Let's face it: campaign modes in modern shooters are dying. But why would studios avoid the opportunity to flex their creative muscles and tell a riveting singleplayer story? Well, it's pretty expensive to make campaign modes, and coupled with the fact that most people just play multiplayer anyway, studios are moving towards MP-only releases.
According to FPS guru Cliff Bleszinski, the push away from singleplayer is simple: "campaigns cost the most money." But how much money does it cost to make a campaign? Sometimes more than half of the entire budget. "[Campaigns] usually cost 75% of the budget," Cliffy B said in a recent interview with PC Gamer. "And you burn through the campaign in a weekend, and then [players] go to multiplayer."
Cliffy B makes a good point, even if it is disappointing for campaign-lovers like myself. At the same time, however, there's a reason most people skip the campaign: they just don't care about it and want to get in on the action right away. What if devs put more effort into making the campaigns last longer? That would likely cost even more, so it's not bound to happen, but we know that the standard three-act story arc is antiquated in our age of constantly-evolving digital consumption.
Are traditional singleplayer campaigns just doomed in the future FPS market? In their current state, I think so. It's up to devs and publishers to find a new direction for their experiences, but that takes effort and money, so it may just fizzle out. We might even see two variants of FPS games in the future: a cheaper multiplayer-only version, and the regularly-priced flavor with both MP and SP modes.

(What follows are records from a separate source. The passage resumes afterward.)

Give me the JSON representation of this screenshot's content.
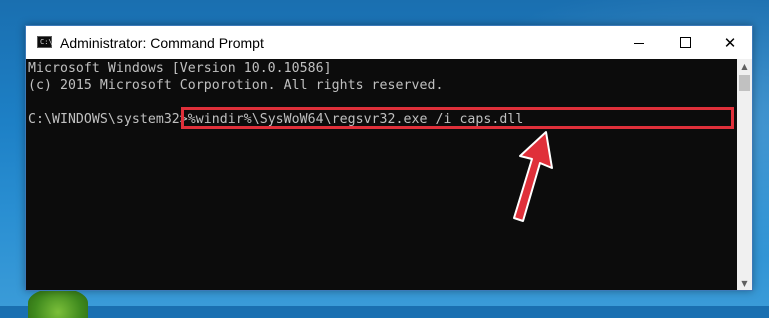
{
  "window": {
    "title": "Administrator: Command Prompt",
    "icon": "cmd-icon",
    "icon_text": "C:\\",
    "controls": {
      "minimize": "minimize-icon",
      "maximize": "maximize-icon",
      "close": "close-icon",
      "close_glyph": "✕"
    }
  },
  "console": {
    "lines": [
      "Microsoft Windows [Version 10.0.10586]",
      "(c) 2015 Microsoft Corporotion. All rights reserved."
    ],
    "prompt": "C:\\WINDOWS\\system32>",
    "command": "%windir%\\SysWoW64\\regsvr32.exe /i caps.dll"
  },
  "scrollbar": {
    "up_glyph": "▲",
    "down_glyph": "▼"
  },
  "colors": {
    "console_bg": "#0c0c0c",
    "console_text": "#c0c0c0",
    "highlight": "#e0303a",
    "arrow": "#e0303a"
  }
}
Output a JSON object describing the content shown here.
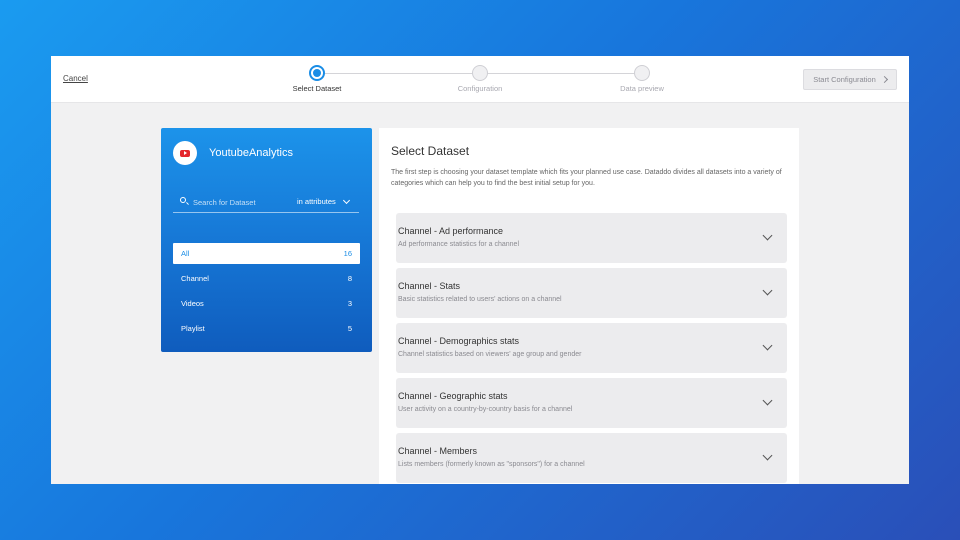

On the flip side, if the campaign is cut out entirely, that means 100% of the budget is applied the multiplayer, improving the odds of a better-quality experience.
In any case, I for one would like to see singleplayer stay its course. I definitely understand that multiplayer is the bread and butter for powerhouse franchises like Call of Duty and Battlefield, but it's still nice to ride along for a futuristic story or two.